The suspect, 24-year-old Quavaugntay Tyler of Cleveland, told police he had a gun because he’d previously been an armed robbery victim, Peach said. Tyler was taken into custody at a hospital where he sought treatment for his wounded hand.
Peach said the exact reason Tyler fired the weapon was not immediately clear. Tyler then fled to a residence hall to ask a friend for help in hiding the weapon before he went to the hospital, Peach said. The weapon was found and the friend has not been charged, according to the chief.
Tyler has been the subject of a campus theft investigation and was on probation from a separate theft case in a different jurisdiction, Peach said. He described Tyler as being cooperative with investigators.
It took about two hours for authorities to give the all-clear Wednesday night after the university advised people to stay put while investigators searched for the suspect.

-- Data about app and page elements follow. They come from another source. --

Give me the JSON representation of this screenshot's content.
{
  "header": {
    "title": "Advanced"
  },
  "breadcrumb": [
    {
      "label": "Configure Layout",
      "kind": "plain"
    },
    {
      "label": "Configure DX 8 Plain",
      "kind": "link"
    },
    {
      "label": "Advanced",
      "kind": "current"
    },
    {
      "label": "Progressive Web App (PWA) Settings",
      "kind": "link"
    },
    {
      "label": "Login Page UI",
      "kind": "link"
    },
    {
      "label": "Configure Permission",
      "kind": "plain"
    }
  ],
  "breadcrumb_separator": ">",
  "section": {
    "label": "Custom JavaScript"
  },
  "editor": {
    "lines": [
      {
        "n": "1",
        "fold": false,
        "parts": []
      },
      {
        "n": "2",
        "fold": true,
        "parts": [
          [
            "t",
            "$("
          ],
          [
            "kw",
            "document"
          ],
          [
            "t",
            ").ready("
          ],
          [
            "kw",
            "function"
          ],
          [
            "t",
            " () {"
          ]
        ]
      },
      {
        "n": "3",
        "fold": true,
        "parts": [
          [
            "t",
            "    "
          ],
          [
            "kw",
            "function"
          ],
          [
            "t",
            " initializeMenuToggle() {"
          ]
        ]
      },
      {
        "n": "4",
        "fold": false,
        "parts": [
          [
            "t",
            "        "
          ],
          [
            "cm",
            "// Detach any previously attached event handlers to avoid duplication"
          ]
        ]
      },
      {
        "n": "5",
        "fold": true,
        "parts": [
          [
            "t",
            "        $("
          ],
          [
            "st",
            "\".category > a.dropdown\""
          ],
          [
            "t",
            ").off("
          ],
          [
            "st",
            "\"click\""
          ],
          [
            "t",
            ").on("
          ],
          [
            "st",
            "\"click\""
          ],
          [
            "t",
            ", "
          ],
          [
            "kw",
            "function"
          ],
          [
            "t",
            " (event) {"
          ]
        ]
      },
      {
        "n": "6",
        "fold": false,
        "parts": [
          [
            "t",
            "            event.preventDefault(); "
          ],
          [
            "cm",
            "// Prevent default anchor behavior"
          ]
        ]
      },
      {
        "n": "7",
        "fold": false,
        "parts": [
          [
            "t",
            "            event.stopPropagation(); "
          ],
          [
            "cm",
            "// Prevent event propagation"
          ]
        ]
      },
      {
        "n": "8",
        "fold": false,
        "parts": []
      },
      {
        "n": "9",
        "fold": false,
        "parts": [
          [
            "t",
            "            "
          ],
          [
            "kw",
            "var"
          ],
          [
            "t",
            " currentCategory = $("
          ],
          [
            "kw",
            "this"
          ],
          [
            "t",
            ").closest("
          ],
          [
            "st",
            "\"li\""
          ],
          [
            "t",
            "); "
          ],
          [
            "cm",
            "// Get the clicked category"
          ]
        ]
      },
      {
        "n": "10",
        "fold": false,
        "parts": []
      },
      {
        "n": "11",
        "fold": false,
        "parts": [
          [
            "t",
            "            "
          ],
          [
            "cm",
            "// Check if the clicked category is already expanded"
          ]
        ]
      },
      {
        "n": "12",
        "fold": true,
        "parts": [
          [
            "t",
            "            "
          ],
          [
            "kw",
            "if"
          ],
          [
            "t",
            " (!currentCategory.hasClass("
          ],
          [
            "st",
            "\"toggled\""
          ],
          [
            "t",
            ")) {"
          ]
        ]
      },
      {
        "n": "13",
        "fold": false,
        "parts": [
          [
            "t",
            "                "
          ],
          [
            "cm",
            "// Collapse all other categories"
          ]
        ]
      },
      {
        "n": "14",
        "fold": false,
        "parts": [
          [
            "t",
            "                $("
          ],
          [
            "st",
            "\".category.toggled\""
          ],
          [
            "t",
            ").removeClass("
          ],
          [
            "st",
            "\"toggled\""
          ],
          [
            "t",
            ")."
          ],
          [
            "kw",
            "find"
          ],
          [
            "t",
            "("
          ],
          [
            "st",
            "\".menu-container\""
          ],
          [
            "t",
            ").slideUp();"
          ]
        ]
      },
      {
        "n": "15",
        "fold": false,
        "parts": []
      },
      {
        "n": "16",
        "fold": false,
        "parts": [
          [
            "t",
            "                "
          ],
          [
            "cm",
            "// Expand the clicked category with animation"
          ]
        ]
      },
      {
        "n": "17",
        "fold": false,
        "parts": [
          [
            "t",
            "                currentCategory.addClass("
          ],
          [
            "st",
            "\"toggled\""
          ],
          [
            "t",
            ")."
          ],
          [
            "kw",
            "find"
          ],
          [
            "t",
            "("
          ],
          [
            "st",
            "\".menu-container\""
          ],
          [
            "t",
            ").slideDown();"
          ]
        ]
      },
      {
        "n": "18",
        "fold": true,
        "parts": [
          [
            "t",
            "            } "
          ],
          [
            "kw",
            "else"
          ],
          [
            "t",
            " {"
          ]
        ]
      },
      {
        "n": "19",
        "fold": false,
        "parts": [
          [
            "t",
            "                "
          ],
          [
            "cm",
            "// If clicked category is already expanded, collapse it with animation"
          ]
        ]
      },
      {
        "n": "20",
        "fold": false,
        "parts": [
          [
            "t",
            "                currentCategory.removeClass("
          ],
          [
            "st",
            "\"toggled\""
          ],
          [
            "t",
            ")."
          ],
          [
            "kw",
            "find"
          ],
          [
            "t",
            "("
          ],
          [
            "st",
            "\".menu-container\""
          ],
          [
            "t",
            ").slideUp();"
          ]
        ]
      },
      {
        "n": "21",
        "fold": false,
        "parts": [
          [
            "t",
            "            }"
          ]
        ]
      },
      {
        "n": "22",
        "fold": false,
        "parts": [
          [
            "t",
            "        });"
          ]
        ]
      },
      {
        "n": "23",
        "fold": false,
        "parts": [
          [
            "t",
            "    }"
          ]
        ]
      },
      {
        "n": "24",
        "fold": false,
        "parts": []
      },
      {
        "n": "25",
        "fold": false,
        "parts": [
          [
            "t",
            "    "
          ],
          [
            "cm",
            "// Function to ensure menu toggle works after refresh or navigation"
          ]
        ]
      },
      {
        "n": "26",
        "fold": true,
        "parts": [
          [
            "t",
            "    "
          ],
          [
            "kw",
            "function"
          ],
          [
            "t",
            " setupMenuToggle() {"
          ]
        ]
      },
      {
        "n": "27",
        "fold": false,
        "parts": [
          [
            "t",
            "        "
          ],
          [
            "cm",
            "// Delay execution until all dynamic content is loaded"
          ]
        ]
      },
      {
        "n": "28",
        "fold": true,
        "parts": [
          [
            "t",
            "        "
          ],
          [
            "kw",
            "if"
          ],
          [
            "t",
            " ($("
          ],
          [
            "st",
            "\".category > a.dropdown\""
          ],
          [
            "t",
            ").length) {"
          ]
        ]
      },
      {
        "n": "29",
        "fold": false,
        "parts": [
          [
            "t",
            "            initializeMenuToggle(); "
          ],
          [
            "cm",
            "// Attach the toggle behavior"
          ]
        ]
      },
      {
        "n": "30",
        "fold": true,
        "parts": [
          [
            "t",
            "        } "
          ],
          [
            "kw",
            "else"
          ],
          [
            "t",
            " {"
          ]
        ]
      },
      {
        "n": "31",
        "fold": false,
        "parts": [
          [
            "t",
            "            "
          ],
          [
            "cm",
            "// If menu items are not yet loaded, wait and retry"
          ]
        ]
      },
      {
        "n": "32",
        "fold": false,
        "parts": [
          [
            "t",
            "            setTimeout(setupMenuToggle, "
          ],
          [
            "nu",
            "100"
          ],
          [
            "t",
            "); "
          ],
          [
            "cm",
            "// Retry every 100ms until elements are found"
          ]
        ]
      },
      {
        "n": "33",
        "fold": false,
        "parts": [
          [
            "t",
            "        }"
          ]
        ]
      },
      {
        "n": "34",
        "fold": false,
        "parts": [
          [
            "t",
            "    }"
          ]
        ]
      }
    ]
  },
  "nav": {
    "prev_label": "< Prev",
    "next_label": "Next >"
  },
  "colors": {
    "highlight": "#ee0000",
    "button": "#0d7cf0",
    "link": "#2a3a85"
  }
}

The school said Tyler is a student in criminology and justice studies. His case could be evaluated for possible action under the school’s student conduct rules separate from any criminal matter, said the dean of students, Dr. Shay Little.
Kent State is a public research university in Kent, a city of about 30,000 residents less than an hour’s drive southeast of Cleveland. The university has eight campuses around the northeast Ohio region, the Kent campus being the largest.
It is known for another shooting that occurred decades ago. On May 4, 1970, the Ohio National Guard opened fire on Kent State students protesting the war in Vietnam. Four students died and nine were injured in the shootings, which contributed to the change in the public’s attitude toward the war.